Co-founder Jessie Maryon Davies from Girls Rock London talks to Minni Moody about their latest mentorship programme of making the London music scene more inclusive.
Girls Rock London has a clear agenda.
“Girls Rock London is a space where marginalised genders get to feel free to take up space and make music in a non-judgemental supportive environment”, says co-founder Jessie Maryon Davies.
Girls Rock London has brought music education and spaces for females, non-binary and trans people for quite some time now. It all started back in 2015 when a group of musicians met at the Women of the World Festival at Southbank Centre. Wanting to share a similar space with others, GRL was born, Davies reveals.
“Since then we have grown beyond at a rate which we didn’t ever really imagine, thanks to a community of musicians that give so much time and energy to what we do now.”
GRL is part of a bigger movement, the global The Girls Rock Camp Alliance (GRCA), founded in 2001 in Oregon, US. Currently member associations are active at least in 22 countries, according to GRCA website.
What are the numbers?
Several statistics show that the gender gap in music still exists. What are the facts?
Some number crunching; University of Southern California’s Annenberg Inclusion Initiative published 2022 a ten-year study on the representation of females in the American music industry.
The study, “Inclusion in the Recording Studio?”, analysed American Billboard Hot 100 Year-End Chart between 2012-2021.
According to study, in 2021 76.7% of artists were men and 23.3% were women. In the study, no artists identified as gender non-conforming or non-binary in 2021.
When it comes to songwriters, the research revealed even lower numbers. In ten years, amongst 4,796 songwriters, the percentage of male songwriters was 87.3%. The rest, 12.7%, were women, claimed the study.
In the UK, a report produced by BBC Radio DJ Jaguar Bingham discovered the following: in UK’s dance festival line-ups between 2018-2022 the number of female and non-binary acts rose from 14% (2018) to 28% (2022).
“Work has been done on festival line-ups, and there have been great initiatives to see more 50/50. The industry is talking about making the change, but is it really happening? Are we sure that it is not tokenistic and outward facing, rather than real change?”, Davies challenges.
New album initiative
To play their part in the revolution, Girl Rock London (GRL) designed a 6-month programme for 20 early-stage musicians to support participants to gain more confidence and experience in music. The programme offered tools to songwriting, production, performance, and recording, as well as helped participants to meet likeminded people.
“Some people have been in bands for 30 years and have had experience in the recording studio, some have just learned the basics of an instrument, and this is their first time in a collaborative environment”, Davies says.

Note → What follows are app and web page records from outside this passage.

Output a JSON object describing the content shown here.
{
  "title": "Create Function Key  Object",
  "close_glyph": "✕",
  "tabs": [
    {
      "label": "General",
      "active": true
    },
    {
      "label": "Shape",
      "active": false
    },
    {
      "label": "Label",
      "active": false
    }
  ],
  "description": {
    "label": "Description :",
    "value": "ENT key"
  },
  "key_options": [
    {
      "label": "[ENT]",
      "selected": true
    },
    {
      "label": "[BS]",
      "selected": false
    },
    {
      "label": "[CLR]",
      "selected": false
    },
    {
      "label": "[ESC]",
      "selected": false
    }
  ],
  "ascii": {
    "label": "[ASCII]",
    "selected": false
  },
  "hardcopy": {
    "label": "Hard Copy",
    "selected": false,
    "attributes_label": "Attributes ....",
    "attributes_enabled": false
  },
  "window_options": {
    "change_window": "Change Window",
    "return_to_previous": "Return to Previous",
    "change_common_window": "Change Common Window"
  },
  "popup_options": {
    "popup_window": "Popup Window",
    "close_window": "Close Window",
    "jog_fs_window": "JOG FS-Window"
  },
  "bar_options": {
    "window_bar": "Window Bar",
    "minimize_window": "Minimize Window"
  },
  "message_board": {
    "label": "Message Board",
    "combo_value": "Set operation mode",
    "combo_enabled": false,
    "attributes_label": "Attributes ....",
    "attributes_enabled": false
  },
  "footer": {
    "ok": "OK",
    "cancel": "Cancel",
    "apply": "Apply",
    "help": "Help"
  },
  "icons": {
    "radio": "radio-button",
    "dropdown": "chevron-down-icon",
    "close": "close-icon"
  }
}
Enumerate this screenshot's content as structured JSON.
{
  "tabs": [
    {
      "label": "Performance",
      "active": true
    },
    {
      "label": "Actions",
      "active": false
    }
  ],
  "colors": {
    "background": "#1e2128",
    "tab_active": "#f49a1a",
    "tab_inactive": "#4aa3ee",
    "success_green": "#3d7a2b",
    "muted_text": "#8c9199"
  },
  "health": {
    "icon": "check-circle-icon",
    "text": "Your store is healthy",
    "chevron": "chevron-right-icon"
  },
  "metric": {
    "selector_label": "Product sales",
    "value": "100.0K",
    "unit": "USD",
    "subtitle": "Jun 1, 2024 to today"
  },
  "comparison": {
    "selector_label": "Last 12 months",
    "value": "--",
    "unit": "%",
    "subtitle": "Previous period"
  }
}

“When we are in different groups we can learn from each other. That gives us the power of building each other up. This kind of idea of “X Factor world” where musicians are against each other, it doesn’t have to be like that. Seeing other people at different stages in their journey is really important at GRL.”
New bold voices
As a result of the programme, seven bands were formed in the process:
Full Pelt, Hypersonic Owls, The D@W$, Cascade, The Confusion Dilemma, WITCH FARM and Creatrix Twins.
During the programme the participants worked towards making and recording their own tracks. Seven different acts performed in the showcase in East London on the 25th of February.
“The tunes these bands have been writing are banging and different. We’ve got a two-piece electronic band, amazingly powerful, humorous lyrics about owning your body, and then we’ve got a really ‘dreamscape guitar effects-ey’ band with electric cello that takes you to another world”, Davies describes the musical range.
The ‘GRL – Compilation #1’ is available on BandCamp:
Girls Rock London short film on the album launch is available below.
Filming & production: Minni Moody